▶ **What you have to do**
Tally every line of the records below that includes "this", and reply with the total alone.

▼

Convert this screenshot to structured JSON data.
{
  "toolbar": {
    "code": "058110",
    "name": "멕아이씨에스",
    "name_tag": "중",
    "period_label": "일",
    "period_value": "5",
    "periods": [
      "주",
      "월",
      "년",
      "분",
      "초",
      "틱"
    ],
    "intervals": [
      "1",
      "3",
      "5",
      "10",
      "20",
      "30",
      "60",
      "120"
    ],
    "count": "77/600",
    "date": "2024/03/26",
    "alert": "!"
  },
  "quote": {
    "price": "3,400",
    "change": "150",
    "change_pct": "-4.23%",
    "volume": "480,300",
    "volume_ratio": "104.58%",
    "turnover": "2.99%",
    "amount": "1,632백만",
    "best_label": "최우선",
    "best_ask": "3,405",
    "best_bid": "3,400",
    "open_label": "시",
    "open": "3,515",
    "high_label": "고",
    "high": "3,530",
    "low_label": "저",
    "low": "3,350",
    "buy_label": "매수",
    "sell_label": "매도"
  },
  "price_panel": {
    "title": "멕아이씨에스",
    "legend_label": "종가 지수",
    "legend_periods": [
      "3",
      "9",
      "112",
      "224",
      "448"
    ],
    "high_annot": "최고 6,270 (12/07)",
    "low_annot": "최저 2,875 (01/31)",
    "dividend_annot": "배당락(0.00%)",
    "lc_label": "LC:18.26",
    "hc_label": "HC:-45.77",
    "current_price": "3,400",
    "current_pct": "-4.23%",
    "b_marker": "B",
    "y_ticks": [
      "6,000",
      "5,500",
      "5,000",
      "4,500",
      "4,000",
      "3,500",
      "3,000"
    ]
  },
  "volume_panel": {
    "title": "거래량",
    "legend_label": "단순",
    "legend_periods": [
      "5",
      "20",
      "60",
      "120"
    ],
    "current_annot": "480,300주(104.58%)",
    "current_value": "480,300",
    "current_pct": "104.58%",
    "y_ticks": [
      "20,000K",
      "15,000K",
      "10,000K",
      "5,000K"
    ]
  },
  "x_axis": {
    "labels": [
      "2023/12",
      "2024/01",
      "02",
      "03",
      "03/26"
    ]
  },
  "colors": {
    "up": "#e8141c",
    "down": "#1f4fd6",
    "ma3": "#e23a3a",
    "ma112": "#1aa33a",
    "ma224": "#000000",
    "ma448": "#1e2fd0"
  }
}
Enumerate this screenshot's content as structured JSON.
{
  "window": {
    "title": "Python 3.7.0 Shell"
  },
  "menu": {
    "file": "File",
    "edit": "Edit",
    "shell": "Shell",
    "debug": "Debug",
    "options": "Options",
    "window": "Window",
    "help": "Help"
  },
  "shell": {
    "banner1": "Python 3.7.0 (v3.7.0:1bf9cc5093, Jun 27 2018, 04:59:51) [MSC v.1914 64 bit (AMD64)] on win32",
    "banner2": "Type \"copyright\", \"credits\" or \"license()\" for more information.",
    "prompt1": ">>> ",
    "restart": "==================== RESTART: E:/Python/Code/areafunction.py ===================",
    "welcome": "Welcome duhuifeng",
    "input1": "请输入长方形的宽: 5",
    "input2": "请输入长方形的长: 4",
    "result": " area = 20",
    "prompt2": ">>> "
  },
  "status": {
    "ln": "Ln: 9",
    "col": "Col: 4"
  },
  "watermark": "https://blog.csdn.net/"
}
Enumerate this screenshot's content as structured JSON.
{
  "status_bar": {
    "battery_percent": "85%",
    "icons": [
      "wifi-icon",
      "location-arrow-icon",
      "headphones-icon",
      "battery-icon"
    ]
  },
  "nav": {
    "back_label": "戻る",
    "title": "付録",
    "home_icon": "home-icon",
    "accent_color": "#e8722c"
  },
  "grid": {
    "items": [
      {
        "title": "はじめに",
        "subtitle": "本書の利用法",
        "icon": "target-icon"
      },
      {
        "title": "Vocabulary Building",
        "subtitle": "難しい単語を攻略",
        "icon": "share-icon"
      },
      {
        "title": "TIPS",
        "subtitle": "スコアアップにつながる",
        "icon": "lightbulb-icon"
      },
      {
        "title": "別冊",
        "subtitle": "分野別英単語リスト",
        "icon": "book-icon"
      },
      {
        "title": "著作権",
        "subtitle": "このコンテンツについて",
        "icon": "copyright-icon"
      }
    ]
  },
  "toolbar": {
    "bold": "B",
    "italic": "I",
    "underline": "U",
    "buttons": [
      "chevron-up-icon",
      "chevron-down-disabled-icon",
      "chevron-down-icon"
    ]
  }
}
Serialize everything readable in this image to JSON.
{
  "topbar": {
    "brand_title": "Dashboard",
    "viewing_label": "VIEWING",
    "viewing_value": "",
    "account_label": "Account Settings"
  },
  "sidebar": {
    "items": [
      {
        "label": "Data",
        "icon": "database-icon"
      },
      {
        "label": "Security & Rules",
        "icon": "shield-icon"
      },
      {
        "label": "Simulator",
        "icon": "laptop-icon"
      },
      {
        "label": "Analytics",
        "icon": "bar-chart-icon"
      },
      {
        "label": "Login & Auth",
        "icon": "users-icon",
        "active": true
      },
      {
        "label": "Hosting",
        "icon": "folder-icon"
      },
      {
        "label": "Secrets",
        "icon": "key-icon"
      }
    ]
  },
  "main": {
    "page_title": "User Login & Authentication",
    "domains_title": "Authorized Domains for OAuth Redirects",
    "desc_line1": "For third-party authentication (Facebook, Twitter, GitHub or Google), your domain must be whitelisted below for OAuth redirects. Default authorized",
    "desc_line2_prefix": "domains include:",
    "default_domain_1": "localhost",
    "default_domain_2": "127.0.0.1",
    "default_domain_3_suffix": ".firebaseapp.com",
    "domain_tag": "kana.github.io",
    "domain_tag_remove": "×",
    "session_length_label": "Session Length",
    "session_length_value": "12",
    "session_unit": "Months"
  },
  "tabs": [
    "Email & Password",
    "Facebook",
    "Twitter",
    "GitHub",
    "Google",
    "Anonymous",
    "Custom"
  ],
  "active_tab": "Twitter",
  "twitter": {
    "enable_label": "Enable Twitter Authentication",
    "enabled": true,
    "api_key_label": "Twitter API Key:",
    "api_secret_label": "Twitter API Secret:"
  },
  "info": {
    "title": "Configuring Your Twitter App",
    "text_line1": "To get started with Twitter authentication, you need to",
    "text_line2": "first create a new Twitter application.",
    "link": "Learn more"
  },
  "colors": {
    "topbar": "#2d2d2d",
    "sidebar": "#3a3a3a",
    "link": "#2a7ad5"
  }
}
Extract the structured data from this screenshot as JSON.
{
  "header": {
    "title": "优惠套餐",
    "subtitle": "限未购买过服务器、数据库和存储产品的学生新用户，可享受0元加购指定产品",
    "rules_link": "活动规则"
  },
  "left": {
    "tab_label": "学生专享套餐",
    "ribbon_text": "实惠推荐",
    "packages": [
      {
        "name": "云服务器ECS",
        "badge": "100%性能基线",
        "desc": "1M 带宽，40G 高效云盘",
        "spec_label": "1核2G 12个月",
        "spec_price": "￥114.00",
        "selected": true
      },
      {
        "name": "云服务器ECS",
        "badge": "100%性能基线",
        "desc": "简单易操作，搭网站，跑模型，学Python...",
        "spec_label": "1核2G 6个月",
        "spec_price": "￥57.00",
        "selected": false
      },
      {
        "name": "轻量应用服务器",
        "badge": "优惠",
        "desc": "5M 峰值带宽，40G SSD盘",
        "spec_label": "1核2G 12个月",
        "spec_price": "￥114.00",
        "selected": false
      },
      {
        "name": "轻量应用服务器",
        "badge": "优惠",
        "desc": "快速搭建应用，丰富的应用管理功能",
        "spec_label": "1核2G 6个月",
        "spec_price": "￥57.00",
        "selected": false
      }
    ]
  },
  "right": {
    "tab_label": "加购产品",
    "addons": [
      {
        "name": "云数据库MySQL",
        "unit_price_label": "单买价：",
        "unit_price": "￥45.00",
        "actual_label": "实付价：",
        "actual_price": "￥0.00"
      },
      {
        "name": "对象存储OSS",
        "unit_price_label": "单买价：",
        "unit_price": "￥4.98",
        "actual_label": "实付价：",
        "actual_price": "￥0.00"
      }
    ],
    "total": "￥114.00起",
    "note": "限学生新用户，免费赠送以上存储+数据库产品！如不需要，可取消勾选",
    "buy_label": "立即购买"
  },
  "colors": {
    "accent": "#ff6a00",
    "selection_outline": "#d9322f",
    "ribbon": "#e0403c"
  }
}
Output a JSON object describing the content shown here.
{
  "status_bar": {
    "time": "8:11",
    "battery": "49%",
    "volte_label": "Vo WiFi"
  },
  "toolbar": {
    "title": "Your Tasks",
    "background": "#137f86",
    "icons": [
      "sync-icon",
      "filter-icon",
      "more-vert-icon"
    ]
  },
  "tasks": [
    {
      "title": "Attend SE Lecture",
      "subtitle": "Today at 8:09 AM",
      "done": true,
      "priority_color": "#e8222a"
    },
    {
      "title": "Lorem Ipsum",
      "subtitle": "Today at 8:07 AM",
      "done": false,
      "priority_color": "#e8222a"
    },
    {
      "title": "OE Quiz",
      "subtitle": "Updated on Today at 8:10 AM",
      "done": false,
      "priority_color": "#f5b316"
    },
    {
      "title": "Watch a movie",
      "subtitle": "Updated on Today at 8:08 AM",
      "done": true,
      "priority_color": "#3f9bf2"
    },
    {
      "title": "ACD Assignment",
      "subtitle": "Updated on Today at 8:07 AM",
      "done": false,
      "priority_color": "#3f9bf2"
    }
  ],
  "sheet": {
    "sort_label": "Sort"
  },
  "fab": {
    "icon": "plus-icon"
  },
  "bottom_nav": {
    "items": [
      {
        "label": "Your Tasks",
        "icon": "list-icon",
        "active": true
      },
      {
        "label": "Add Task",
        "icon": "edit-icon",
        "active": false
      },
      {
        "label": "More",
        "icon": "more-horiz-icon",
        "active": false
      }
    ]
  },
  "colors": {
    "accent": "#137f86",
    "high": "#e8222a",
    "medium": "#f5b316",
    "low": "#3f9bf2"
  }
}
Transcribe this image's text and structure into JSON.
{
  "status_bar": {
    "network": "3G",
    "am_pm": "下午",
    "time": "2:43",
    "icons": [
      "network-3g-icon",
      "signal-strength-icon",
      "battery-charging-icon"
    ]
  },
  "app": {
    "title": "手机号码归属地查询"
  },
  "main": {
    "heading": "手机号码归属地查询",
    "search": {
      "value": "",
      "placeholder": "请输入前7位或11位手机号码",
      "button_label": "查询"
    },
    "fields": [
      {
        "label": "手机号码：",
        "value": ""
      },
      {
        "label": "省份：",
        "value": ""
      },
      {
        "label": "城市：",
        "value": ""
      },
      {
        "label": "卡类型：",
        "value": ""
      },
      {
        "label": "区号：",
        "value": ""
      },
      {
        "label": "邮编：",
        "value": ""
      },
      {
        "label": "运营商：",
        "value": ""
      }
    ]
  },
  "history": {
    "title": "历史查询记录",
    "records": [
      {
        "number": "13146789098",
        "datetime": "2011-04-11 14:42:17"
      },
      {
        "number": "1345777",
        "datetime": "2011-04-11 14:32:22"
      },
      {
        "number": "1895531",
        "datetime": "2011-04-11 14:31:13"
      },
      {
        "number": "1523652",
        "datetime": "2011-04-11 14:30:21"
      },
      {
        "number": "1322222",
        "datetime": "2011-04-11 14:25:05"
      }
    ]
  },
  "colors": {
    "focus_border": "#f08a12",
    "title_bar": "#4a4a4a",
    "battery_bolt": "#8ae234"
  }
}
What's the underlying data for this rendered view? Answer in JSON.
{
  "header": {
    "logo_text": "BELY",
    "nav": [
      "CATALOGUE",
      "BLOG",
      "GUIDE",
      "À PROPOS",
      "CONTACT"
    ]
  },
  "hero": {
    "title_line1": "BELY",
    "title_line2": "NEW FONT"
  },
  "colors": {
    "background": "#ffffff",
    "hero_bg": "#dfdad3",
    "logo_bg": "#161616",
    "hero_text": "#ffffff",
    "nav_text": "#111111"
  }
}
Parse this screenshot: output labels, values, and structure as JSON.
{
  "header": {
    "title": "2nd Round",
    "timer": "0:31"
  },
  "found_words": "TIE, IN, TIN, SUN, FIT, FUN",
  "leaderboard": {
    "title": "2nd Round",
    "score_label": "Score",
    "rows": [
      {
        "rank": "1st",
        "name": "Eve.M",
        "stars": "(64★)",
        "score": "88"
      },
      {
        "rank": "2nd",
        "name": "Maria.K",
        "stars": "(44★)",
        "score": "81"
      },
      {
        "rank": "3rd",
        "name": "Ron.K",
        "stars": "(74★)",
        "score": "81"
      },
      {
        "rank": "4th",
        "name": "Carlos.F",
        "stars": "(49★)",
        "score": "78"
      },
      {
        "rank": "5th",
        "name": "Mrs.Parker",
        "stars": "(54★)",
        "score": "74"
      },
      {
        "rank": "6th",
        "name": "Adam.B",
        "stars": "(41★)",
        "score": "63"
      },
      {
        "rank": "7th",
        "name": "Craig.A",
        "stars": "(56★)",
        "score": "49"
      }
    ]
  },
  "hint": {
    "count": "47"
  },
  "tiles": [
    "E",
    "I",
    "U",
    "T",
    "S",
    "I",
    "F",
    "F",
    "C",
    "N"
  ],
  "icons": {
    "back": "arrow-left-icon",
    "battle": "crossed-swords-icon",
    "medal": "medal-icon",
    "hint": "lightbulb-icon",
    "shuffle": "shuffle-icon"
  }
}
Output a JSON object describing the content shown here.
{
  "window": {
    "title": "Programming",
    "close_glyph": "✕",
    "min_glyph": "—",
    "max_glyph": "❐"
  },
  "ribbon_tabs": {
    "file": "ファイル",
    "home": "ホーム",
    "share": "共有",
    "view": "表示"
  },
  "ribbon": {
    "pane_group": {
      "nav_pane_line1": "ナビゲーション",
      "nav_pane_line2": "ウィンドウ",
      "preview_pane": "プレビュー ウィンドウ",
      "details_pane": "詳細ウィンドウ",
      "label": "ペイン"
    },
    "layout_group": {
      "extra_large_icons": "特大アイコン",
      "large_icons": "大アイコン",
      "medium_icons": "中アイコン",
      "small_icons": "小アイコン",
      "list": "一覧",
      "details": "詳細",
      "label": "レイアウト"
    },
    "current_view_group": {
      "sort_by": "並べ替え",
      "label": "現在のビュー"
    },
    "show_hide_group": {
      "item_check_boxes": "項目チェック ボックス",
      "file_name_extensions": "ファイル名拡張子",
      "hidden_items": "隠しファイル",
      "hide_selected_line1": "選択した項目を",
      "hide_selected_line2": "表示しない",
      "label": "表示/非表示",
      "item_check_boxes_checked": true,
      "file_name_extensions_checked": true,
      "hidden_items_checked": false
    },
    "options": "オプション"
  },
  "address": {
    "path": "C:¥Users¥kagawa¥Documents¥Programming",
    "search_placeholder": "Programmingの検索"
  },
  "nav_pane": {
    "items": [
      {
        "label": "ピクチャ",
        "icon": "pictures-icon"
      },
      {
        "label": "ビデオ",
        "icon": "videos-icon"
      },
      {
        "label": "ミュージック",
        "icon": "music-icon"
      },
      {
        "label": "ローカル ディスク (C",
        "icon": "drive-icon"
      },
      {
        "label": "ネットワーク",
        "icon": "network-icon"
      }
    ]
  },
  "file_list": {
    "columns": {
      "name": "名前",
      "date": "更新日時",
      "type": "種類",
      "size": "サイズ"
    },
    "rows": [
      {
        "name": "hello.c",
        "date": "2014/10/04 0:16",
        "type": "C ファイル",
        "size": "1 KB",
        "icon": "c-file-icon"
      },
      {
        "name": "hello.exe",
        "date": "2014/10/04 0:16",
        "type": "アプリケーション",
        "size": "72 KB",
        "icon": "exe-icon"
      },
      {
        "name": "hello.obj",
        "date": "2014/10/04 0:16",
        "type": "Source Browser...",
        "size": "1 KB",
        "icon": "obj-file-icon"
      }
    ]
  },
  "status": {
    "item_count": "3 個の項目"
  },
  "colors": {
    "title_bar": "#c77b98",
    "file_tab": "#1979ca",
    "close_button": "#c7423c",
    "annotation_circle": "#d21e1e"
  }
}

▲

▶ **Exercise result**
8